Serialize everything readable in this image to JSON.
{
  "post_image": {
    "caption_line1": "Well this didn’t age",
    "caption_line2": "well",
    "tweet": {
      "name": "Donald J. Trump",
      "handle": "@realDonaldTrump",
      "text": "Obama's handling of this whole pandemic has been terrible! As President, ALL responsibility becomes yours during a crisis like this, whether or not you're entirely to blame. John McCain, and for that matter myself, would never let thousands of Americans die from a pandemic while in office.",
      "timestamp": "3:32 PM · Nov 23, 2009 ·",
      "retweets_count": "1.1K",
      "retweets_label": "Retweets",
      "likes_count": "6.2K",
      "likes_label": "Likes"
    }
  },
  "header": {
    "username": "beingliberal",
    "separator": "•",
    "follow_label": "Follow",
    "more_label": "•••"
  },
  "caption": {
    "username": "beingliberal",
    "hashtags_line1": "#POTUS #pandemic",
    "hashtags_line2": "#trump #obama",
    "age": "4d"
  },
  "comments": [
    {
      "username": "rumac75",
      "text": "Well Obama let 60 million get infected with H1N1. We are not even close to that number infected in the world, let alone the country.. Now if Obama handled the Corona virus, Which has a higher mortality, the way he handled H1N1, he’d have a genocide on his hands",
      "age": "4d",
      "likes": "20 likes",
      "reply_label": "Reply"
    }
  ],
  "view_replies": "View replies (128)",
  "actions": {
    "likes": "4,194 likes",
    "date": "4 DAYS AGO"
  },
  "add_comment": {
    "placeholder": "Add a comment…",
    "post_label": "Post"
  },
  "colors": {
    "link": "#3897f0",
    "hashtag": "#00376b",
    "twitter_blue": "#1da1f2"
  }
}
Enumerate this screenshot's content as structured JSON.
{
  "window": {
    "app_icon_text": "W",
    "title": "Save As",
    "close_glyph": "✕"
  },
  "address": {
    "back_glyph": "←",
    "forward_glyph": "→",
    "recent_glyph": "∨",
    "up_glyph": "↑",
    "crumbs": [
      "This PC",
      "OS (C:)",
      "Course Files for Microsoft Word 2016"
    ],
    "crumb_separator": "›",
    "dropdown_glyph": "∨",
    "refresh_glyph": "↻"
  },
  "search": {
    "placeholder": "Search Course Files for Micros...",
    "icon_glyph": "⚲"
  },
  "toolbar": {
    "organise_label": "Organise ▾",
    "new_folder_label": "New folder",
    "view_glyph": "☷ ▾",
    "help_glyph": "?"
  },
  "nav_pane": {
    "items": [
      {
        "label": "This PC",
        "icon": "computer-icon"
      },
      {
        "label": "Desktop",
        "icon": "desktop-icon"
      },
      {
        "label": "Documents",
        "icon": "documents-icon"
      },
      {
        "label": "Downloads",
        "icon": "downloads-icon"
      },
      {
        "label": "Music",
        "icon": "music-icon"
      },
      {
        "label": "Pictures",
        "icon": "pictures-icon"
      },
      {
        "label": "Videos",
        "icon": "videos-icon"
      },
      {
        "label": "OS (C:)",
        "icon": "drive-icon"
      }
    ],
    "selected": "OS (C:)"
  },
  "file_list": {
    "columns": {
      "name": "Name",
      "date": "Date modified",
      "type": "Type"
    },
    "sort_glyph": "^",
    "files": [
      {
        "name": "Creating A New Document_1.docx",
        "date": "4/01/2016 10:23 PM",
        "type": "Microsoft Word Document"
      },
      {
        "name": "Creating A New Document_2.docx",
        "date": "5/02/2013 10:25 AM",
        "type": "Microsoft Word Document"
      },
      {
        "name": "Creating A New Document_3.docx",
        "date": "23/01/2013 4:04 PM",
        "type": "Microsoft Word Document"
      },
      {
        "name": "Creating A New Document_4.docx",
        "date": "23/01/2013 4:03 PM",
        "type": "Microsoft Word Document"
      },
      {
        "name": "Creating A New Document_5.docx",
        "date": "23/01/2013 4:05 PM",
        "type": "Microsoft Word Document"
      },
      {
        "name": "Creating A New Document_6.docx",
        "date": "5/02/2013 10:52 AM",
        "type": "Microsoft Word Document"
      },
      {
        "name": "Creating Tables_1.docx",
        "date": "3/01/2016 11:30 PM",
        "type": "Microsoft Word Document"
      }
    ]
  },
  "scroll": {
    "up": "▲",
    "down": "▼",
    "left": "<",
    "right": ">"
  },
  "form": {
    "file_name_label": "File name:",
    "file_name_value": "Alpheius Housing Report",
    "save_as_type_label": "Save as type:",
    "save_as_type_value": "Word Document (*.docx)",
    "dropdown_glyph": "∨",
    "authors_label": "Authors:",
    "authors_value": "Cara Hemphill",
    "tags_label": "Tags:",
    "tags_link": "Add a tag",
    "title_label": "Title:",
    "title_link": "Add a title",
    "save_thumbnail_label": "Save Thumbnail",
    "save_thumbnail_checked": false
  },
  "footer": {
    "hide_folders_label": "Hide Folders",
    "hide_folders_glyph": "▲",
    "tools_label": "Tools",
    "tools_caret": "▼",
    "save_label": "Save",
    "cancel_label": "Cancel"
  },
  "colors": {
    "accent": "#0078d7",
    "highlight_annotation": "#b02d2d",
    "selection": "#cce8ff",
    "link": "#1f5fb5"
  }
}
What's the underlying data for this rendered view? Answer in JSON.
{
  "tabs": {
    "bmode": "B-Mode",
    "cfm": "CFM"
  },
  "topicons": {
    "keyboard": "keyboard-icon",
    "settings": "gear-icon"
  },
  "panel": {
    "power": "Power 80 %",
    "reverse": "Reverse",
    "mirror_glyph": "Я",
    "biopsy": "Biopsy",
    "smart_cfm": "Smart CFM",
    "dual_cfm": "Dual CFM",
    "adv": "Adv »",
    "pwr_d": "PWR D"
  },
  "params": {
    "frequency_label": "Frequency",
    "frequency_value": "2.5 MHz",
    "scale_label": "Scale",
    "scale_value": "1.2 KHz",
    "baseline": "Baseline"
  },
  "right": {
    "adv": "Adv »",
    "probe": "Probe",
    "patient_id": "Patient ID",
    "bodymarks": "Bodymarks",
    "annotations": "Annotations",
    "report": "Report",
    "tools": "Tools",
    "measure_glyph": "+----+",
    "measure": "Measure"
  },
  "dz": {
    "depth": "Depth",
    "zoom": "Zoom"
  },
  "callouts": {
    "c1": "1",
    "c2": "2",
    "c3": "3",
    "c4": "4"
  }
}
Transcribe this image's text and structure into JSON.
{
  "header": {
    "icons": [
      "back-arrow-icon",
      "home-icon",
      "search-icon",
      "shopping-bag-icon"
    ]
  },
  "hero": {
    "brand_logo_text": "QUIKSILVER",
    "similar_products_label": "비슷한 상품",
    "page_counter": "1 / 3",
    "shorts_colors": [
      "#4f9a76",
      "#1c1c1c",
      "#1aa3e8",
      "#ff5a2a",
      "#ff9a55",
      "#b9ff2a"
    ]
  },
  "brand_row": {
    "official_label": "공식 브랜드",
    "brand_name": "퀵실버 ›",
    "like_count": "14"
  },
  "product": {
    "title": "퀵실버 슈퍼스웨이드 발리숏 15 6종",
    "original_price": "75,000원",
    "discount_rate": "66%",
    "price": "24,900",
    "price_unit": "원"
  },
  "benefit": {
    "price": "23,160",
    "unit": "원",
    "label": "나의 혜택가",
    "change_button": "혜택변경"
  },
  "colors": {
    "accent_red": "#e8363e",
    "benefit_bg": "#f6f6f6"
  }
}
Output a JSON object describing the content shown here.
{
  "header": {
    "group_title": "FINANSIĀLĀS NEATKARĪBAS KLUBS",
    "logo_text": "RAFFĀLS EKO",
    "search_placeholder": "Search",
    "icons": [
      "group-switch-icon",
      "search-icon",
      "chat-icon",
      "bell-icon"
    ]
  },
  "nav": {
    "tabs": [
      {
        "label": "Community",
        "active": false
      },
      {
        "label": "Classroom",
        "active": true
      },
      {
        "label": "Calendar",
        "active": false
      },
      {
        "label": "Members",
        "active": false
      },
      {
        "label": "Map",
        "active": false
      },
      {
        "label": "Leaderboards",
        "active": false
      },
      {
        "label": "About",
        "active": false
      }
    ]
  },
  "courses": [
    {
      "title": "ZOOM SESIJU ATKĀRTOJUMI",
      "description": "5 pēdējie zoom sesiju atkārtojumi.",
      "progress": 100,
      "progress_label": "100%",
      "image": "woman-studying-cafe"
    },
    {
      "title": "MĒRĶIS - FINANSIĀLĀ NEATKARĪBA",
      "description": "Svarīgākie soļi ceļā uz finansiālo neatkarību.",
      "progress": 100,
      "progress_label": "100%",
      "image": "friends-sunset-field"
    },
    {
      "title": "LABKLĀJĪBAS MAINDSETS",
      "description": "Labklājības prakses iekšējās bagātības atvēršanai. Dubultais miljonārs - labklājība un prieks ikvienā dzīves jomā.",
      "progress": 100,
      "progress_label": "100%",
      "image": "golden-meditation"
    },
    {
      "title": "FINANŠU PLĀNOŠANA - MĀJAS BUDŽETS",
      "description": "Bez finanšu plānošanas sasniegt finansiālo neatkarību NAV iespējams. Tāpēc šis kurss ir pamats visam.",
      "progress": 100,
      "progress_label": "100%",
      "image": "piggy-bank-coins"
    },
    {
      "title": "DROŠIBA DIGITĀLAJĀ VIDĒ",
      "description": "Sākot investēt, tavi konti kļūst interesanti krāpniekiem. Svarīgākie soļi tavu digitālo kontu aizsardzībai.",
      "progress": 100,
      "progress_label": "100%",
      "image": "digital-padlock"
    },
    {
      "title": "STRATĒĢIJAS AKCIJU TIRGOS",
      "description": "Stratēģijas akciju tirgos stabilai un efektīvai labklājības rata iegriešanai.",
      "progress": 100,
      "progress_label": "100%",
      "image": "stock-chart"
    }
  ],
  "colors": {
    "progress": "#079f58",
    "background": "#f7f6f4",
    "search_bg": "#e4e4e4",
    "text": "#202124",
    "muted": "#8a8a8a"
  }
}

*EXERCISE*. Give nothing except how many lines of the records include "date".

*OUTPUT BELOW*. 9